* [WORK ITEM] Should a line in the entries below contain "number", return that line.

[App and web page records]
☆ ☆ ☆ ☆ ☆

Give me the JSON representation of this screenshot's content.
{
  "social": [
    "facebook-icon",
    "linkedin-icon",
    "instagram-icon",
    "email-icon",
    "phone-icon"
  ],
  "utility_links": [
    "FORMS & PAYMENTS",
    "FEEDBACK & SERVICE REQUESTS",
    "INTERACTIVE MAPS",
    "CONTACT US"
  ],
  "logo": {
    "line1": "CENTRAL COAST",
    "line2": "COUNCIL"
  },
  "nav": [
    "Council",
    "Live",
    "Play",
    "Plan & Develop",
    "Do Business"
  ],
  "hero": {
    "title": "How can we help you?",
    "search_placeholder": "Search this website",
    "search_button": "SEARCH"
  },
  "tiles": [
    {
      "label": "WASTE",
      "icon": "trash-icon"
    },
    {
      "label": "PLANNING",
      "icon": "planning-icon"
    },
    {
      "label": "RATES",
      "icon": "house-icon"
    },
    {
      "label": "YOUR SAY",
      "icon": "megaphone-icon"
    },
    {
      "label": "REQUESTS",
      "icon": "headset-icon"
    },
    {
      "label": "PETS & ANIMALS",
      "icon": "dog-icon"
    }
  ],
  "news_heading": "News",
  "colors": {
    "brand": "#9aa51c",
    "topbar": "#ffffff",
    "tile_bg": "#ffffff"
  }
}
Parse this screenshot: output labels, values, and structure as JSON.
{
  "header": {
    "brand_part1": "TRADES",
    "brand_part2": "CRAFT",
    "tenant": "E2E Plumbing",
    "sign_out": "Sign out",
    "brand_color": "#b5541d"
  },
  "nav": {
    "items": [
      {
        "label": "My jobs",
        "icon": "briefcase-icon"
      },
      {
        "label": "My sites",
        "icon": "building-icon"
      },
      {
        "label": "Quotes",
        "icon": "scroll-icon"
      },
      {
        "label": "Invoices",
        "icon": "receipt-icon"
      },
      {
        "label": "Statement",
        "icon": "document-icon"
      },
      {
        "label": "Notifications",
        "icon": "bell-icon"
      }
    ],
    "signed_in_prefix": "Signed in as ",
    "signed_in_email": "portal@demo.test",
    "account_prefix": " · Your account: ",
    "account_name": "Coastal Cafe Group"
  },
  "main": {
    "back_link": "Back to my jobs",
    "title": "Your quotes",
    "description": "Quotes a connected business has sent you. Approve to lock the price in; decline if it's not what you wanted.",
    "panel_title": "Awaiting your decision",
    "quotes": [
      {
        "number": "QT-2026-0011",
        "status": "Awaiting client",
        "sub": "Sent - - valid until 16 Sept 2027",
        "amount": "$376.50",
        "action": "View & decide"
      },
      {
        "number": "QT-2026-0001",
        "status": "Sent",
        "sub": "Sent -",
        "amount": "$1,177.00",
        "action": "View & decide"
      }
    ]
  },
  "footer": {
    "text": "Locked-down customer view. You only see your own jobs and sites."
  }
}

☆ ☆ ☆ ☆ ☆

* [EXERCISE RESPONSE]
        "number": "QT-2026-0011",
        "number": "QT-2026-0001",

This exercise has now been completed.